■ **WORK REQUIRED**:
Search the entries for the word "Creator" and pull out each line that has it.

Entries taken from a collection:
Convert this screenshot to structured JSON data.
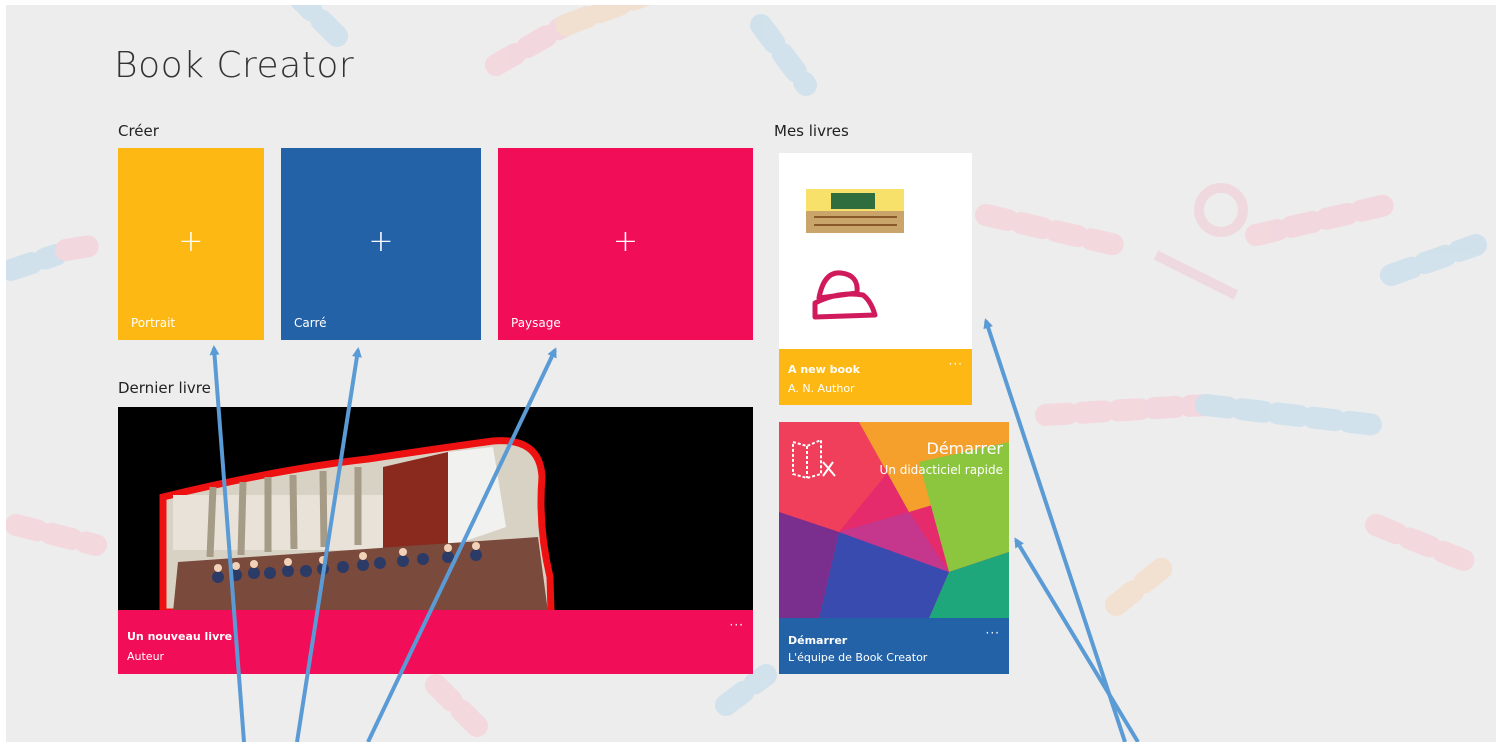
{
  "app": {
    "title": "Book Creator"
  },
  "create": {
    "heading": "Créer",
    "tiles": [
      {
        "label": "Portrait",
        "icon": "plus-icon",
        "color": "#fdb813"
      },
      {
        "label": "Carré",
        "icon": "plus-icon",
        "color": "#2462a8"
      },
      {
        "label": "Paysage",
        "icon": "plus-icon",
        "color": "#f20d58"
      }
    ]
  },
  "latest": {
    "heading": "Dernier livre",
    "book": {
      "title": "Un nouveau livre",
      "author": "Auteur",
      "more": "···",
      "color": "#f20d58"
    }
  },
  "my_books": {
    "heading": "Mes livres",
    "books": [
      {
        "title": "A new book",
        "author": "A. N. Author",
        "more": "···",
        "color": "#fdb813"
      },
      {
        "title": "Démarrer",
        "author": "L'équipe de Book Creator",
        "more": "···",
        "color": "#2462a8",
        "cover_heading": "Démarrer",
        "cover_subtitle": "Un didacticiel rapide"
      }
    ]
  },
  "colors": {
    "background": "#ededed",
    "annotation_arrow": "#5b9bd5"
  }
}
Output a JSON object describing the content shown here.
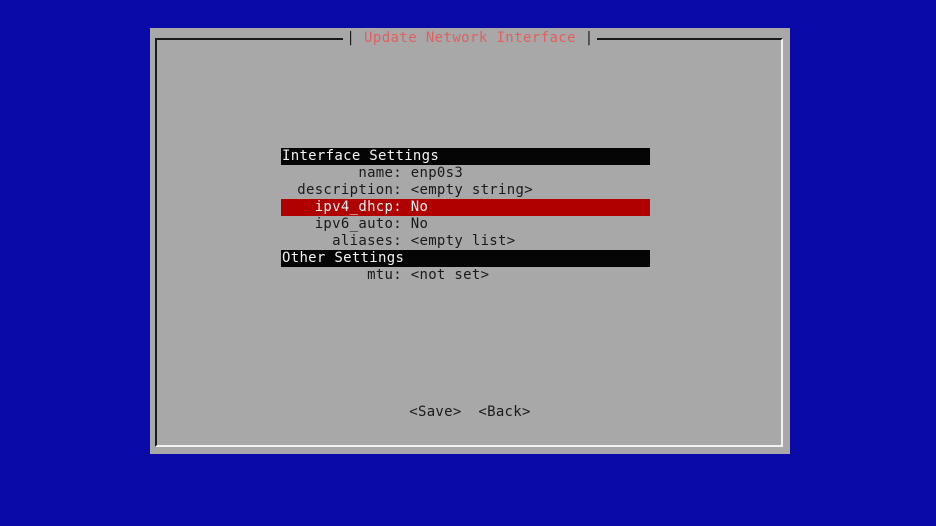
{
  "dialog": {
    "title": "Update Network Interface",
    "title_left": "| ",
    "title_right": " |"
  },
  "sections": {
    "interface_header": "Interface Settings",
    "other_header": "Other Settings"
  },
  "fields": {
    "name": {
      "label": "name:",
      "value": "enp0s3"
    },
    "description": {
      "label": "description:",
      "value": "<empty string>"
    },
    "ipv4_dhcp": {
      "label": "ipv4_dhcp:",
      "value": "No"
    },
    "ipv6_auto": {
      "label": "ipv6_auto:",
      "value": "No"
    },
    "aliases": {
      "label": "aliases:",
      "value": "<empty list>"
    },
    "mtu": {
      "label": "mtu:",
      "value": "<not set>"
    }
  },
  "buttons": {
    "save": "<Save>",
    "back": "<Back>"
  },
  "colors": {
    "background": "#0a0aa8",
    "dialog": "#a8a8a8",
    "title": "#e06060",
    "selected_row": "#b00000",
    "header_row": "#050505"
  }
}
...
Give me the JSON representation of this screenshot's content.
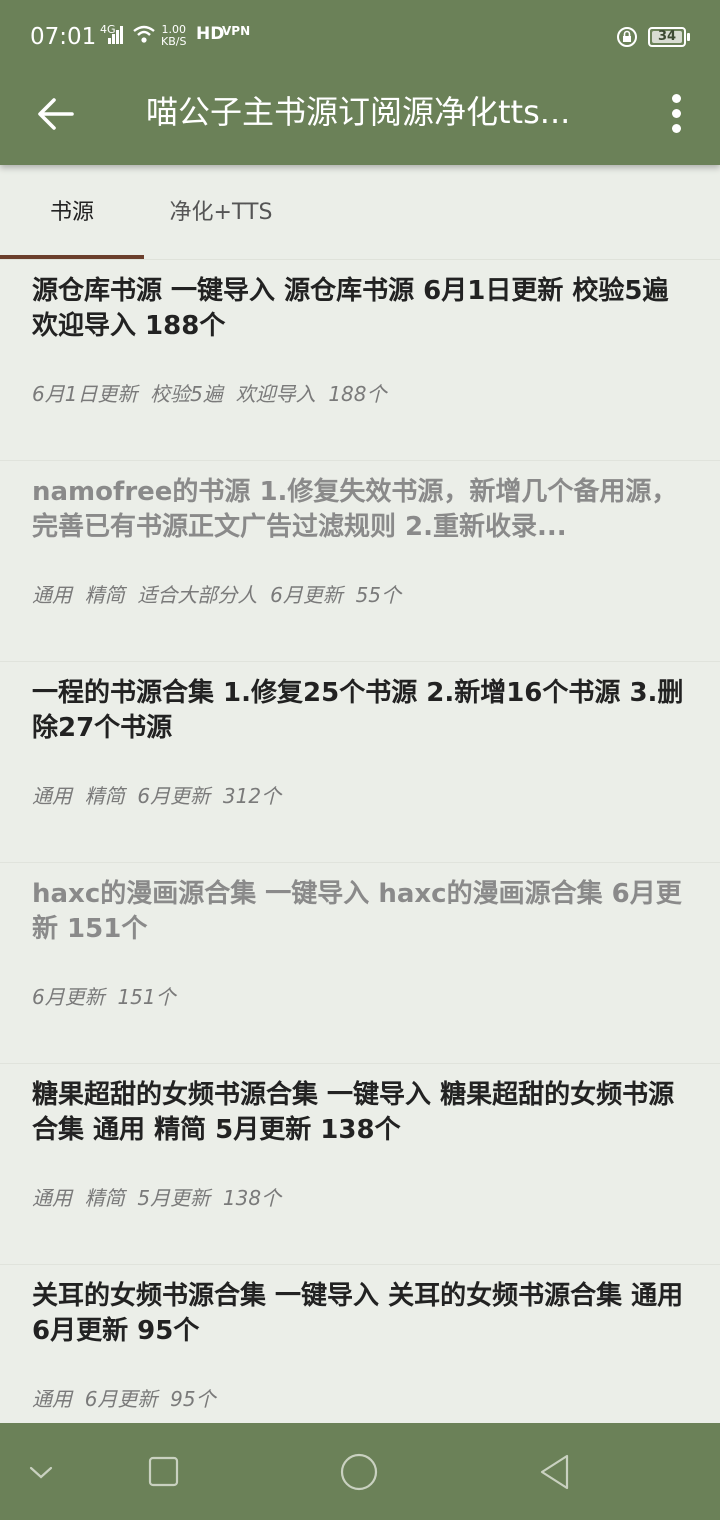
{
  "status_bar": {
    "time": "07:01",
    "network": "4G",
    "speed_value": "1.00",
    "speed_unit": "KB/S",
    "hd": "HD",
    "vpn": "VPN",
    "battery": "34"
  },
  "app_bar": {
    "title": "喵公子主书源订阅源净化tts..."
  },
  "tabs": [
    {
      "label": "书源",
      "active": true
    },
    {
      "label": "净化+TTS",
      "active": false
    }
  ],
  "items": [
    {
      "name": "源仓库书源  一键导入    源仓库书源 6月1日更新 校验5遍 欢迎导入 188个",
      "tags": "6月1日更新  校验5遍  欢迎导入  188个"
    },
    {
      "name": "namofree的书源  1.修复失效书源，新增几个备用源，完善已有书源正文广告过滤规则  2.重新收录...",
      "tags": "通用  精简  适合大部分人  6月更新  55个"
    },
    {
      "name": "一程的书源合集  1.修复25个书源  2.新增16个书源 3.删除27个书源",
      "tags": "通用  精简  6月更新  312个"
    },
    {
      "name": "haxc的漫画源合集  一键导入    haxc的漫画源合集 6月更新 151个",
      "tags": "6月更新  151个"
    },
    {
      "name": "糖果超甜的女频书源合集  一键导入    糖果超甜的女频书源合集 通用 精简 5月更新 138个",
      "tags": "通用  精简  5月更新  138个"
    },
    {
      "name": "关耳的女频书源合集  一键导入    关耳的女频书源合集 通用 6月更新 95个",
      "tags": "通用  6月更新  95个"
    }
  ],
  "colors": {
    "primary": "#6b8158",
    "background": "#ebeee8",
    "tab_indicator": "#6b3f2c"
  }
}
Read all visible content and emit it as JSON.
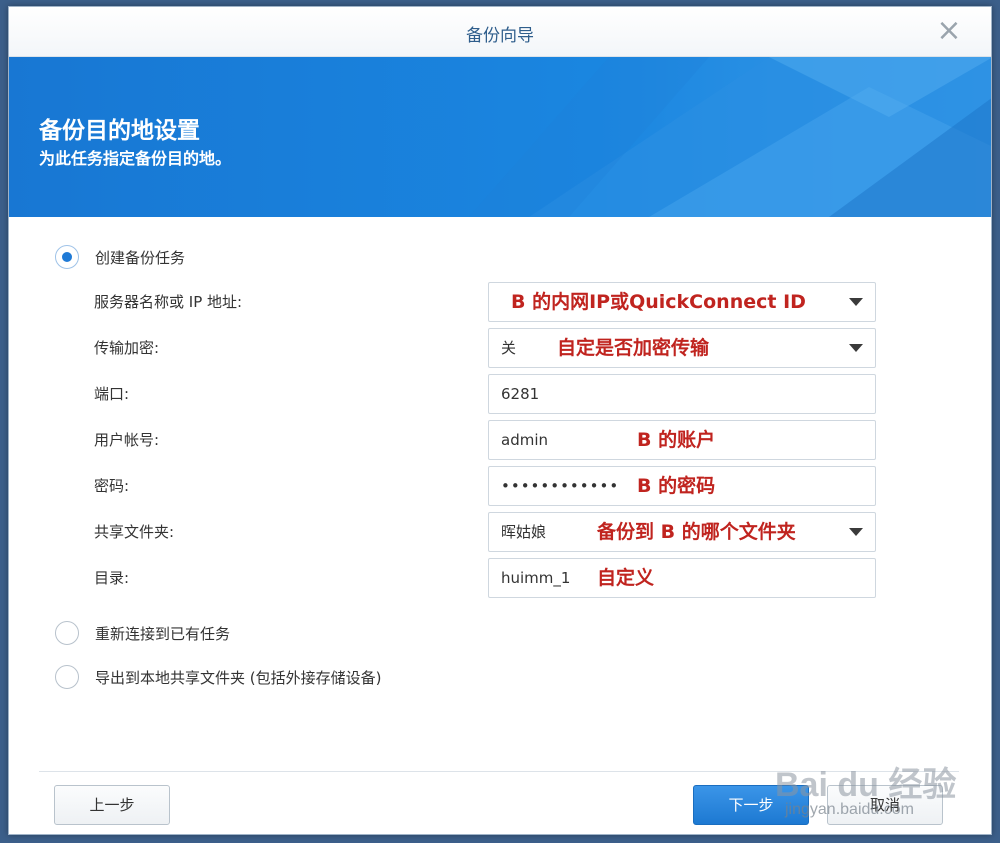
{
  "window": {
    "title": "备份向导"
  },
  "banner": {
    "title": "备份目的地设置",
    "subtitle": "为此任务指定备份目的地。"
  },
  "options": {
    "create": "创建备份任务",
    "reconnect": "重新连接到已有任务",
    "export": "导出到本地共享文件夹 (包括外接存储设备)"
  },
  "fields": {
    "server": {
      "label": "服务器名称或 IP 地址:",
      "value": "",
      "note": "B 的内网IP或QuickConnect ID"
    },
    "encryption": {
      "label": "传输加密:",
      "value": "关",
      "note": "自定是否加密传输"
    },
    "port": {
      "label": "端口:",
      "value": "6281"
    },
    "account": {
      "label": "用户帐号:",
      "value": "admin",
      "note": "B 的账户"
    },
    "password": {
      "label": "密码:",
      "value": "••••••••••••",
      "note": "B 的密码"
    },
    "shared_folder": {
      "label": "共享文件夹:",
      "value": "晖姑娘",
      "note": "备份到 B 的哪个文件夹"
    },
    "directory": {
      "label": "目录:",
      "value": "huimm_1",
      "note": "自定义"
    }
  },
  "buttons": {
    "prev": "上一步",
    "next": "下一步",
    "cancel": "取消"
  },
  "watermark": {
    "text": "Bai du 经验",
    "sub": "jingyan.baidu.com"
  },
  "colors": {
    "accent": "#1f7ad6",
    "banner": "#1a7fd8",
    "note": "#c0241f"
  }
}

■ **EXERCISE OUTPUT**:
    "title": "Book Creator"
        "author": "L'équipe de Book Creator",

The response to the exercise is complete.